From an urban design standpoint, there are also criticisms of taxing the non-land portion, since a higher finish-grade building will get taxed more than a lower finish-grade building since it has a higher value, meaning a higher risk for the developer (in future taxes, marginal construction expenses for higher finish-grade, and possible vacancy due to rent premiums to achieve a return on investment). It leads some developers to go with “run of the mill” designs, less expensive finishes, etc., but that’s another story. Many cities and school districts in Pennsylvania have actually turned to a split-rate system and have seen success- Pittsburgh is a notable example: in the midst of the steel decline, the city still fared quite well.

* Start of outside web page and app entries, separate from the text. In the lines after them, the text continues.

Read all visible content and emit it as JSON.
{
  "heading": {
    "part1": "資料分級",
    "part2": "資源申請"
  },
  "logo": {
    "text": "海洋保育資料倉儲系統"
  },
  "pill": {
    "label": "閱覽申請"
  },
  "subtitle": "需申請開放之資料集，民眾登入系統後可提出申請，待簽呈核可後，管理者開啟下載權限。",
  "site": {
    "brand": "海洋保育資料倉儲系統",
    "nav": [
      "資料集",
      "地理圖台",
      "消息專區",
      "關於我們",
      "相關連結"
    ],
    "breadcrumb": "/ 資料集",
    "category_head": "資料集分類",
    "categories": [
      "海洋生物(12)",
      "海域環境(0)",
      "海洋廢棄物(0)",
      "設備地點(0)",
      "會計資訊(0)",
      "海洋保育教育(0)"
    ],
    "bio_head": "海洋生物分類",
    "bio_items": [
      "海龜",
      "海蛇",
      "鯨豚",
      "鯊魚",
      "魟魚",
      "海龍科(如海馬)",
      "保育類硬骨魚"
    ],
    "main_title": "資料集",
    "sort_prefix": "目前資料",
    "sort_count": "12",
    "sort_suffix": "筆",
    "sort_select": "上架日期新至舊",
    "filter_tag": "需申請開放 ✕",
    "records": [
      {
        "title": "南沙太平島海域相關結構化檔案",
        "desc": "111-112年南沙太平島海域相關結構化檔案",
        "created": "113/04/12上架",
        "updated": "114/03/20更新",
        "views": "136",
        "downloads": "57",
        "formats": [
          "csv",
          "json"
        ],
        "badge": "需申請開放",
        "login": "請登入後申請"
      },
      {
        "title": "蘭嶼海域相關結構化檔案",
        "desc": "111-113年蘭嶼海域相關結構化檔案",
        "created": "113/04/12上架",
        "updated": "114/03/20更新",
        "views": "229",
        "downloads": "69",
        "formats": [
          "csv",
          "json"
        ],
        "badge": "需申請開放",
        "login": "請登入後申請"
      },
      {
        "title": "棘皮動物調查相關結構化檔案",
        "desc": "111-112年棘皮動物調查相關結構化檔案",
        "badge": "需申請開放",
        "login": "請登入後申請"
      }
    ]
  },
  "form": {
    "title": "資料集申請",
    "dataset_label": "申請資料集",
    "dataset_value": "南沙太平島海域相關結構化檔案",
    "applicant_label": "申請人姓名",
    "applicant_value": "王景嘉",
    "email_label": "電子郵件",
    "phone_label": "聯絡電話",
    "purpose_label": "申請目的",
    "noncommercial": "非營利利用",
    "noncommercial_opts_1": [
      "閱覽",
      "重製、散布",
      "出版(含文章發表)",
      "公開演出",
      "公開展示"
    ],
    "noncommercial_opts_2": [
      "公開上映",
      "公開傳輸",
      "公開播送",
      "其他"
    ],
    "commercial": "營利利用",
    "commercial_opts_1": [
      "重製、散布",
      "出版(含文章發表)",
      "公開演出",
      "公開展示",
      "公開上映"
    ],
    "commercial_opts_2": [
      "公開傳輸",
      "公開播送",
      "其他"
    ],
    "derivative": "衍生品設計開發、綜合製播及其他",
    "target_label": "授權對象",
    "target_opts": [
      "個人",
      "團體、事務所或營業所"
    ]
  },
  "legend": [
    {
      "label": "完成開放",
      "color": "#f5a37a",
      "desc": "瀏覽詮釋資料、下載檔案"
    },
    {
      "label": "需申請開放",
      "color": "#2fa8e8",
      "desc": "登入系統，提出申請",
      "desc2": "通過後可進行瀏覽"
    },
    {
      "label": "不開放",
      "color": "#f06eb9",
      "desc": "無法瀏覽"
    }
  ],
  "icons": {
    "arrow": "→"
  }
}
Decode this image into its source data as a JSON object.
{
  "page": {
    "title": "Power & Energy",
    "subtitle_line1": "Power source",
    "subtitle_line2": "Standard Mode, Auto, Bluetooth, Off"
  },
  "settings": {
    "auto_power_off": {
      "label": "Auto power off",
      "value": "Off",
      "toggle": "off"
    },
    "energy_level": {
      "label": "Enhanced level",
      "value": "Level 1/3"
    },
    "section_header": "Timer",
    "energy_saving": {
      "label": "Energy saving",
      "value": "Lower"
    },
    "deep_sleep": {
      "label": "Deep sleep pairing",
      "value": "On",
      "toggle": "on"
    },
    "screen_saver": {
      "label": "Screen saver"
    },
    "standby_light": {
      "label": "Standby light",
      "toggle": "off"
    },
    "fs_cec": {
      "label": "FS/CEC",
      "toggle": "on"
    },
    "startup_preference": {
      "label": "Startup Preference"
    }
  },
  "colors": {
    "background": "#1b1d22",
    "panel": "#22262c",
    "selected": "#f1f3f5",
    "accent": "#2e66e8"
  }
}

Henry George, an American writer and political economist from the late 1800s actually proposed that governments need only to establish a single tax on land; however, the idea never really took off in the US, but did in Denmark in 1903, and a few other countries around the world (this economic philosophy is referred to as “Georgism”).
Now the fun part: I have some images I took from a quick GIS analysis I did of Ithaca’s 2011 taxation and zoning. Each map is essentially a “heat map,” one for allowed maximum “zoning density,” and one for land assessment per acre. The zoning density measure is a bit crude- I just used allowed maximum building height multiplied by allowed maximum lot coverage, but it gives a rough idea of what sort of building volume is allowed on each parcel as dictated by 2011 zoning. The “zoning density” map is important to compare to the land assessment per acre map because, in a perfect and predictable world, each parcel (if flat and history and politics didn’t exist) should correlate with how it is zoned i.e., what amount of density is allowed.
There are multitudes of other considerations in deciding land assessment on each parcel and those that take the time to fight their assessment rises probably fare better, but it’s clear that there is some discrepancy. The take-home point here is that regardless of the minor discrepancies in land taxation per acre, look at the parcels where the cars go!
In 2011, Walmart’s parcel (easy target, sorry) had a land assessment of $189,000/acre and consequently paid $3,611/acre in land taxes (if we use the total millage rate in the City of Ithaca for 2011: 19.109240)…. meanwhile, let’s take one of Shortstop Deli’s parcels (the west one) and do a comparison. Shortstop’s parcel’s simple zoning density measure is less than half of Walmart’s, but its land is actually assessed at $463,776/acre, and consequently paid $8,862/acre, more than 2.4 times per acre than Walmart paid.
Unfortunately, similar comparisons yield similar results- take the William Henry Miller Inn for instance: this parcel paid just shy of $11,000/acre, and the office building next door on Aurora? Over $7,200/acre.
Obviously, these are just a few examples, but this analysis begs an important question for long term urban planning in Ithaca, i.e. How can Ithaca better achieve its desired “Smart Growth” if not enough incentives are there to do it? What are the other parts to this equation and what changes need to be made now to create the community that Ithaca wants in the future?